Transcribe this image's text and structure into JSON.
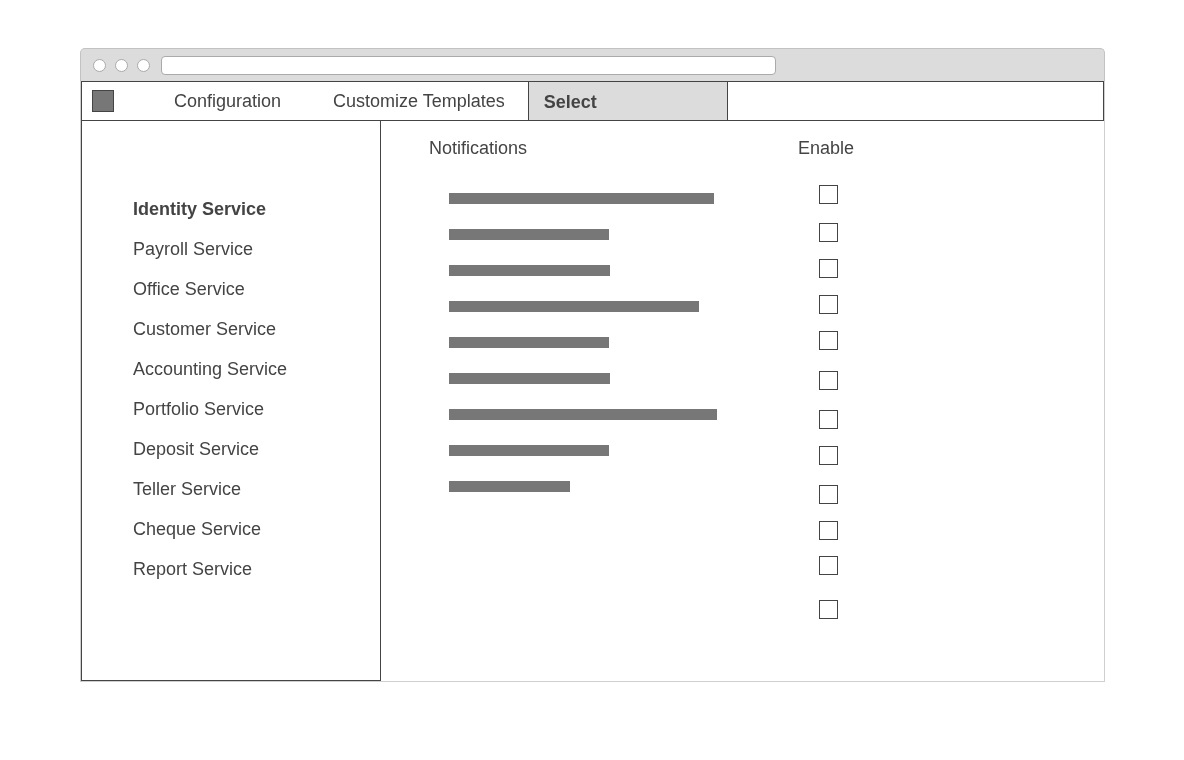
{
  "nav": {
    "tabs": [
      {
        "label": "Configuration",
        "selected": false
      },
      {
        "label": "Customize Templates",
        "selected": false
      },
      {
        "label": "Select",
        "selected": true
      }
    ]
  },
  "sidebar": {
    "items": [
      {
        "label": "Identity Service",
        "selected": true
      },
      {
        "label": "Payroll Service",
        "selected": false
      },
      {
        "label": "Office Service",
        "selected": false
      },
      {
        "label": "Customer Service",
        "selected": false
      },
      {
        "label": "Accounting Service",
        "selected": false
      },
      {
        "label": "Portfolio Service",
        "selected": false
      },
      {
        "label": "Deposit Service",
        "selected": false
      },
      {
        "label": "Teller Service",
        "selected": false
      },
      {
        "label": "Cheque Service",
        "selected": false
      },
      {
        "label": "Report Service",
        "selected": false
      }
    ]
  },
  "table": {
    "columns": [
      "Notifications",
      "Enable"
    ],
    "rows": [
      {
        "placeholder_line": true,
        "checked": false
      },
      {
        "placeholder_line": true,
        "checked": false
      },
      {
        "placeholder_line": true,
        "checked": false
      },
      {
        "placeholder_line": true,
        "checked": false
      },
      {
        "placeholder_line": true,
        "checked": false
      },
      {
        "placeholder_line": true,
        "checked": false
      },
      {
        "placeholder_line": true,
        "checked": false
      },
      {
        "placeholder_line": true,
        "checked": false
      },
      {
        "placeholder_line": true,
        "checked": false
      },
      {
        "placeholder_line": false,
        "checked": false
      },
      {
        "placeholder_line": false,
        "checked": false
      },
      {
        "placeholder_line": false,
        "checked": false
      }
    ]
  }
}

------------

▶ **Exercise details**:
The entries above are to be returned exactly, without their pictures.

▶ **Solution to this problem**:
Transcribe this image's text and structure into JSON.
{
  "nav": {
    "tabs": [
      {
        "label": "Configuration",
        "selected": false
      },
      {
        "label": "Customize Templates",
        "selected": false
      },
      {
        "label": "Select",
        "selected": true
      }
    ]
  },
  "sidebar": {
    "items": [
      {
        "label": "Identity Service",
        "selected": true
      },
      {
        "label": "Payroll Service",
        "selected": false
      },
      {
        "label": "Office Service",
        "selected": false
      },
      {
        "label": "Customer Service",
        "selected": false
      },
      {
        "label": "Accounting Service",
        "selected": false
      },
      {
        "label": "Portfolio Service",
        "selected": false
      },
      {
        "label": "Deposit Service",
        "selected": false
      },
      {
        "label": "Teller Service",
        "selected": false
      },
      {
        "label": "Cheque Service",
        "selected": false
      },
      {
        "label": "Report Service",
        "selected": false
      }
    ]
  },
  "table": {
    "columns": [
      "Notifications",
      "Enable"
    ],
    "rows": [
      {
        "placeholder_line": true,
        "checked": false
      },
      {
        "placeholder_line": true,
        "checked": false
      },
      {
        "placeholder_line": true,
        "checked": false
      },
      {
        "placeholder_line": true,
        "checked": false
      },
      {
        "placeholder_line": true,
        "checked": false
      },
      {
        "placeholder_line": true,
        "checked": false
      },
      {
        "placeholder_line": true,
        "checked": false
      },
      {
        "placeholder_line": true,
        "checked": false
      },
      {
        "placeholder_line": true,
        "checked": false
      },
      {
        "placeholder_line": false,
        "checked": false
      },
      {
        "placeholder_line": false,
        "checked": false
      },
      {
        "placeholder_line": false,
        "checked": false
      }
    ]
  }
}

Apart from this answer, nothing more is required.